Any discussion of music as a weapon of seduction or torture will necessarily focus on the interplay between music, human emotions, and the physical body. We want to put the focus on music as a tool for not only connecting and mobilising social groups, but as a tool that has the power to serve as a call for action – even call to arms – in the name of nation or a state.
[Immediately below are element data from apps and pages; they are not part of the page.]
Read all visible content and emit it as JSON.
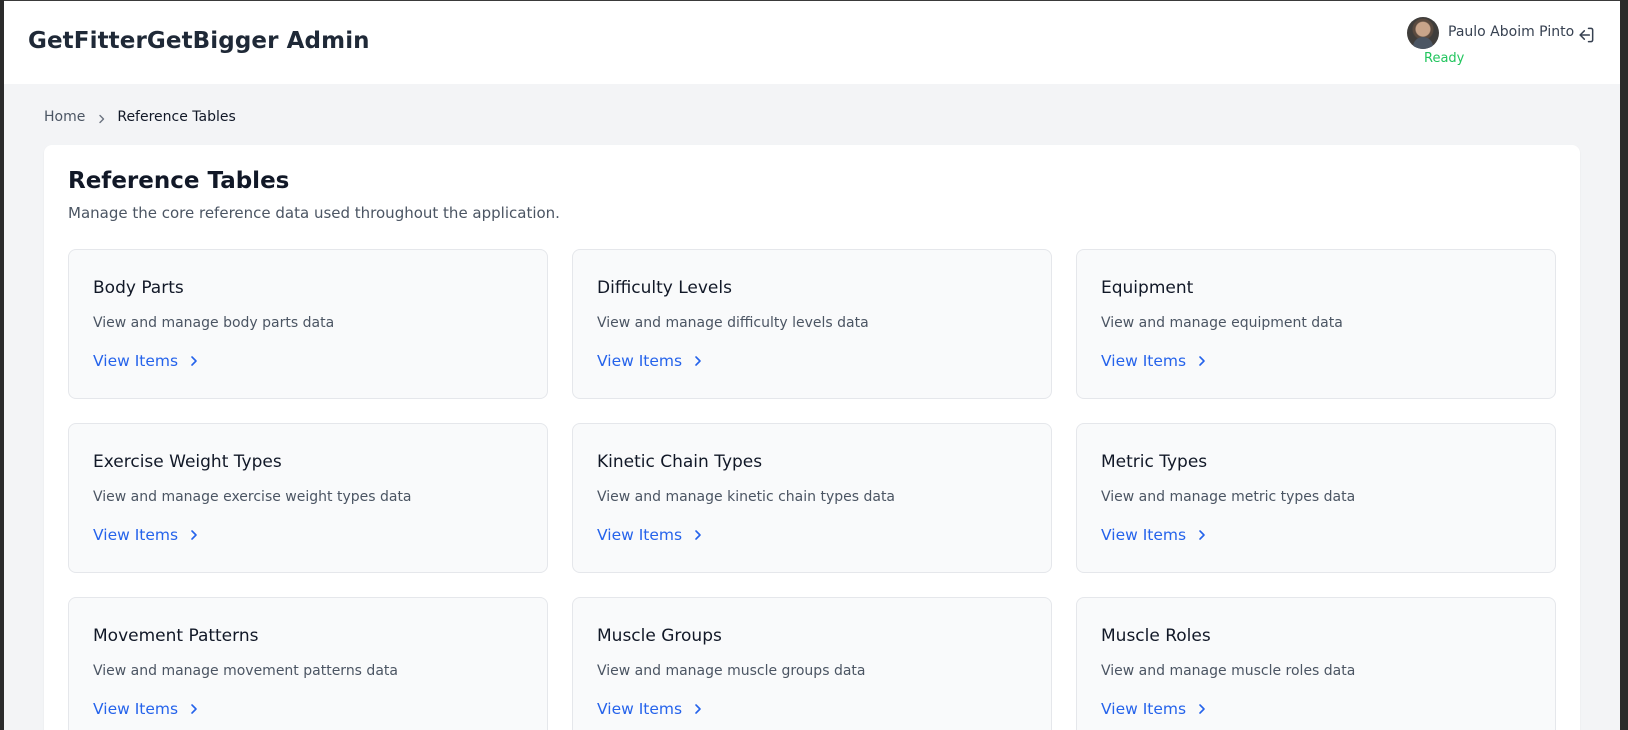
{
  "header": {
    "app_title": "GetFitterGetBigger Admin",
    "user_name": "Paulo Aboim Pinto",
    "status": "Ready"
  },
  "breadcrumb": {
    "home": "Home",
    "current": "Reference Tables"
  },
  "main": {
    "title": "Reference Tables",
    "subtitle": "Manage the core reference data used throughout the application.",
    "cards": [
      {
        "title": "Body Parts",
        "description": "View and manage body parts data",
        "link": "View Items"
      },
      {
        "title": "Difficulty Levels",
        "description": "View and manage difficulty levels data",
        "link": "View Items"
      },
      {
        "title": "Equipment",
        "description": "View and manage equipment data",
        "link": "View Items"
      },
      {
        "title": "Exercise Weight Types",
        "description": "View and manage exercise weight types data",
        "link": "View Items"
      },
      {
        "title": "Kinetic Chain Types",
        "description": "View and manage kinetic chain types data",
        "link": "View Items"
      },
      {
        "title": "Metric Types",
        "description": "View and manage metric types data",
        "link": "View Items"
      },
      {
        "title": "Movement Patterns",
        "description": "View and manage movement patterns data",
        "link": "View Items"
      },
      {
        "title": "Muscle Groups",
        "description": "View and manage muscle groups data",
        "link": "View Items"
      },
      {
        "title": "Muscle Roles",
        "description": "View and manage muscle roles data",
        "link": "View Items"
      }
    ]
  },
  "icons": {
    "breadcrumb_separator": "chevron-right-icon",
    "card_link": "chevron-right-icon",
    "logout": "logout-icon",
    "avatar": "user-avatar"
  },
  "colors": {
    "link": "#2563eb",
    "status": "#22c55e",
    "background": "#f3f4f6"
  }
}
Moreover, we wish to examine how, over time, the indispensable other, and the logic of “us” versus “them” is implemented through bonding and building a sense of community.
- Jelena Jureša, April 2022
Presentation: Kunstenfestivaldesarts, Kaaitheater, KVS
Concept and direction: Jelena Jureša | Performers: Ivana Jozić, Alen Sinkauz, Nenad Sinkauz | Choreography: Ivana Jozić and Quan Bui Ngoc | Music: Alen and Nenad Sinkauz | Sound design: Hrvoje Pelicarić | Text adaptation: Asa Mendelsohn, based on a monologue by Barbara Matejčić (Aphasia film and film installation, 2019) | Dramaturgical advice: Thomas Bellinck and Sara Oklobdžija | Film archives: Royal Belgian Film Archive (CINEMATEK), Filmarchiv Austria, International Criminal Tribunal for the former Yugoslavia (ICTY), Österreichische Mediathek, ZDF archive Berlin | Video concept and editing: Jelena Jureša | Visual effects: Dejan Šolajić | Set design: Stef Stessel | Light design: Stef Stessel, Simon Neels | Scientific advice: Christophe Busch | Technical director: Simon Neels | Technical support: Maxim Maes | Programming: Merel Vercoutere (KAAP) | Project coordinators: Sandra Raes Oklobdžija (ROBIN) & Rolf Quaghebeur (KAAP) | Production support: Kaat Balfoort, Jachym Vandenabeele | Costumes design: Anne-Catherine Kunz | Costumes realisation: Salvatore Pascapè | Surtitles and translation: Babel Subtitling
Production: KAAP in collaboration with ROBIN | Coproduction: Kunstenfestivaldesarts, ROBIN, De Singel, Workspacebrussels, Hannah Arendt Institute | Developed in Co-laBo | With the support of: Vlaamse Overheid, MOUSSEM, Nomadic Art Centre, Royal Academy of Fine Arts (KASK), School of Arts of University College Ghent
This performance is developed from the film project APHASIA, 2019